When starting up PulseAudio allocates a 64 MiB shared memory segment and then for each active client another 64 MiB segment is added. For the uninitiated this might look as if PA wastes substantial amounts of memory. However this is actually not the case. And here's why:
What PA does is allocating address space that is not actually backed with real memory. Most modern operating systems distinguish between allocation of memory and allocation of address space. Allocating address space comes at virtually no cost. When PA first uses a part of its address space, it gets backed by memory. Usually only a very small part of the address space of PA is actually used. This technique is called "memory overcommiting."
Also note that these shared memory segments are shared between the process that allocates them and the processes that access them (due to their very nature as shared memory segments).
That means that if you just look at the amount of address space that is allocated for each process you will get a value that is substantially higher than the actual memory consumption of PA and the PA clients. Due to that tools like "top"/"ps" are not very useful to determine memory consumption of PA. This LWN article has a few hints how to better measure memory consumption: http://lwn.net/Articles/230975/
Nevertheless, there are special cases when PA does allocate unused amounts of memory:
- . OS does not employ memory overcommiting. To my knowledge the only current OS that does not do overcommiting is OpenSolaris (probably because Solaris is only useful on servers and hence these machines are equipped with substantially more memory so that this limitation does not become apparent).

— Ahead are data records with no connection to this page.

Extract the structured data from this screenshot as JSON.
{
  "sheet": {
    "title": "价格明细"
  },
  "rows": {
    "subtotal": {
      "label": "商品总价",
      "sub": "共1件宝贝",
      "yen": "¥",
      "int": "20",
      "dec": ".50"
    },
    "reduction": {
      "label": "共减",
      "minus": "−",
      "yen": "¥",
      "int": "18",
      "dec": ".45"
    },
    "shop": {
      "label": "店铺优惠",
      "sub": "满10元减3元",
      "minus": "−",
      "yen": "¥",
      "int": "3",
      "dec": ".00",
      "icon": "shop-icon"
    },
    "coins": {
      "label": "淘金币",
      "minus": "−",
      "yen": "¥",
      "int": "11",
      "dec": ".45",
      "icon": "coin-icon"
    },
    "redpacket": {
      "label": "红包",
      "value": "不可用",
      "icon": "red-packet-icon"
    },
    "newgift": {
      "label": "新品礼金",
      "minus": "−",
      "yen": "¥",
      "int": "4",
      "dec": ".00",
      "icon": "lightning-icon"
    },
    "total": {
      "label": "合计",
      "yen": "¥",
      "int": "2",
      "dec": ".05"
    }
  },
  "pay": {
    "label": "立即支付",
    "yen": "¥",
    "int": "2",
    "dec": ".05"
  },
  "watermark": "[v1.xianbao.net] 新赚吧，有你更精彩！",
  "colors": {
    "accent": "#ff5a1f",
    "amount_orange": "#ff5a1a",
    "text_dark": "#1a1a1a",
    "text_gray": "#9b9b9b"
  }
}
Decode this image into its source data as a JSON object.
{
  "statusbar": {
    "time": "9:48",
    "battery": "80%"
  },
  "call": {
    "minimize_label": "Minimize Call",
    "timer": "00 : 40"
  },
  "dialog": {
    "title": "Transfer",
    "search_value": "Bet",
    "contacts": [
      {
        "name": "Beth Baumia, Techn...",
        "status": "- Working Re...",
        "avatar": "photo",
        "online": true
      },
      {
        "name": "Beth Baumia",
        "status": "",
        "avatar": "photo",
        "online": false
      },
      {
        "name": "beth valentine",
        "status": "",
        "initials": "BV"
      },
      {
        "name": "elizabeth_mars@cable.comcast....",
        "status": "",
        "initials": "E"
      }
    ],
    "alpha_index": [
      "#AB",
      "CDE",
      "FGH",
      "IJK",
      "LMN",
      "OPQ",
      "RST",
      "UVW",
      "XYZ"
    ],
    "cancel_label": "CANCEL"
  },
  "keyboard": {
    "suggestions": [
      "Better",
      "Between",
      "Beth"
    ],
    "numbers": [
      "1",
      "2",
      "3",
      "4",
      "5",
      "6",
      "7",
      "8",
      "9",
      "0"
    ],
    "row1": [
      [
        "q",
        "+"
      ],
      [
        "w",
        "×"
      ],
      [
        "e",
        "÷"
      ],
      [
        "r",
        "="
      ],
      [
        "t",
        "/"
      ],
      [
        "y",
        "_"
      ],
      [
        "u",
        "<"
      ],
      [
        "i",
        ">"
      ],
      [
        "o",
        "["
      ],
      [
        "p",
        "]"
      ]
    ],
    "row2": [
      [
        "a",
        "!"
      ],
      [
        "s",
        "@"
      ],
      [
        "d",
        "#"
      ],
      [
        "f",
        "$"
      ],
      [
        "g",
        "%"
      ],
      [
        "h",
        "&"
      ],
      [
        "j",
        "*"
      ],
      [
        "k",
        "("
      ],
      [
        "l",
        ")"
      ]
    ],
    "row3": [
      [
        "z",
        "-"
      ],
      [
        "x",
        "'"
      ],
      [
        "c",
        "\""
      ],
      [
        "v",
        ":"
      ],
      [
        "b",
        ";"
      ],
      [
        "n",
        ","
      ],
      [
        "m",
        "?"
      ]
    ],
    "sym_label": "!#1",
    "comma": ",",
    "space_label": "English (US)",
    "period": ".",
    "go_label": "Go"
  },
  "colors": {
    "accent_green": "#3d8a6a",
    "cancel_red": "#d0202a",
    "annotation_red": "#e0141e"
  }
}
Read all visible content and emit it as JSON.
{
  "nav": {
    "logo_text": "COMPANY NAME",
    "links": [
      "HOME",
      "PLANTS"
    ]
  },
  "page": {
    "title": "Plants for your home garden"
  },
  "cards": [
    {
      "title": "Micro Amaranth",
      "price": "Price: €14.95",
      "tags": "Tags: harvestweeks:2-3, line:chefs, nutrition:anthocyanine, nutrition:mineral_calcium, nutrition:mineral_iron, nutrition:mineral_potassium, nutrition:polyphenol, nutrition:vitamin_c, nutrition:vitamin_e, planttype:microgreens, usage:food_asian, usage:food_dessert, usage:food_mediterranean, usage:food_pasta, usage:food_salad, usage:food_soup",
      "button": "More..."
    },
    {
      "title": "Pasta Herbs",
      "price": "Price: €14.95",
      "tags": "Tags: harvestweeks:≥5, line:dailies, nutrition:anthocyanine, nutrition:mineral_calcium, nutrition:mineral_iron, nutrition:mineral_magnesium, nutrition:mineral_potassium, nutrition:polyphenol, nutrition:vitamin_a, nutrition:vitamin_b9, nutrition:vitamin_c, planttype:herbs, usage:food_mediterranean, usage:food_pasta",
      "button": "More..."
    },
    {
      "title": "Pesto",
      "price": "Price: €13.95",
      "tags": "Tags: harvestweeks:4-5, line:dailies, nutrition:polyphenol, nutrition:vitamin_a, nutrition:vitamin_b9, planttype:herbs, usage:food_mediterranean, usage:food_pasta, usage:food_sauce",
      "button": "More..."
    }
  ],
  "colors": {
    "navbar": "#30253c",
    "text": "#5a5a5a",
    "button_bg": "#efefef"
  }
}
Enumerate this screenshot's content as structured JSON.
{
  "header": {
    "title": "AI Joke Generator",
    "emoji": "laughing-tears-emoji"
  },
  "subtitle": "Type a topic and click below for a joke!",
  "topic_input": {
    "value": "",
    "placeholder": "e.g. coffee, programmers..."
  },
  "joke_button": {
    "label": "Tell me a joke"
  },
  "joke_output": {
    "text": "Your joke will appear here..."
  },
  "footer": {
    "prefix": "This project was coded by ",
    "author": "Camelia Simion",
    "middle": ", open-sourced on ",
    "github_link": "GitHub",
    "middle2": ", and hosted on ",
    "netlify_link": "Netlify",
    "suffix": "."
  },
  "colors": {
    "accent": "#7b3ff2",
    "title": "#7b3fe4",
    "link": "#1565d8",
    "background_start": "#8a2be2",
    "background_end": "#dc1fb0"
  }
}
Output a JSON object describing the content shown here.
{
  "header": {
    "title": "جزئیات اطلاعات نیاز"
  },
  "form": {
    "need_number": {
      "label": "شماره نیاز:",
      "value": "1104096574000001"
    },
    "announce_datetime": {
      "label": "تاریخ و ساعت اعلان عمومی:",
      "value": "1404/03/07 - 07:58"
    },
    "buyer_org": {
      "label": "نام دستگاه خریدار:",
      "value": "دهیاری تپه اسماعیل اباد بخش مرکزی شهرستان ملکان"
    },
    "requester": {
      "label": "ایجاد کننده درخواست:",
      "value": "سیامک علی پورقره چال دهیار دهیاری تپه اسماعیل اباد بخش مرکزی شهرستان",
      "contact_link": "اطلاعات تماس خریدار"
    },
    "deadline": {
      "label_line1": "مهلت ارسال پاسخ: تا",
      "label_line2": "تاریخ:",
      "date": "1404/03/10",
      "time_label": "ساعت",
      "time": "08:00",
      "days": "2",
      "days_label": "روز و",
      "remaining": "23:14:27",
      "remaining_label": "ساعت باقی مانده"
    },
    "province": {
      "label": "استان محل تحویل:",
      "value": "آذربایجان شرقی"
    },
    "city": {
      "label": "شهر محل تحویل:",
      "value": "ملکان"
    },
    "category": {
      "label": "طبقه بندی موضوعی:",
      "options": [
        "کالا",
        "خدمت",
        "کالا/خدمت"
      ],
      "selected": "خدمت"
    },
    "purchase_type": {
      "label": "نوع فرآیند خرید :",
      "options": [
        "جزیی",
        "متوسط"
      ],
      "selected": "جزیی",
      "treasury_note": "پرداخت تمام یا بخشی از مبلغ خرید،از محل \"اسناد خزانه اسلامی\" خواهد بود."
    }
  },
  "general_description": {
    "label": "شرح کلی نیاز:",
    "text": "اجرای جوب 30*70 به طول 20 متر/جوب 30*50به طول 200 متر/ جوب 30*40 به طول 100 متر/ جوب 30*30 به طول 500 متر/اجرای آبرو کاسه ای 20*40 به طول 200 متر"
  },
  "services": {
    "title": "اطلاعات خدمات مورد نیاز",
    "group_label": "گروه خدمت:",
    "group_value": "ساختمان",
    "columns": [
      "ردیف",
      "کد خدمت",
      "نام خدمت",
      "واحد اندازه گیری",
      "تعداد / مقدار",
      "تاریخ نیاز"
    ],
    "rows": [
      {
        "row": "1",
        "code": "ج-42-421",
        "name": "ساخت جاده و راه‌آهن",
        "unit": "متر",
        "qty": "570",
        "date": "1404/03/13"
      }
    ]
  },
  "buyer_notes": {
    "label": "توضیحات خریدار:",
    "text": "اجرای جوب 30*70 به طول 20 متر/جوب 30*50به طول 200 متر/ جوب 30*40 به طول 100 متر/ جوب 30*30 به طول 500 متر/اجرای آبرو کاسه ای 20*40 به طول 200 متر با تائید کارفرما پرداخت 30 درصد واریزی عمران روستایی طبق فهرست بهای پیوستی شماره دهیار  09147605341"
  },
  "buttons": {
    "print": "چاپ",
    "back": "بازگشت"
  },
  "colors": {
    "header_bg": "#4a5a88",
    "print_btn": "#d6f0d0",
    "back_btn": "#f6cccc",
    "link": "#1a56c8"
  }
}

- . You have the option "lock-memory = yes" in "daemon.conf". Then the address space of PA is backed with memory even if it is not used. You may control the size of the shared memory segment by changing the "shm-size-bytes" configuration option in "daemon.conf".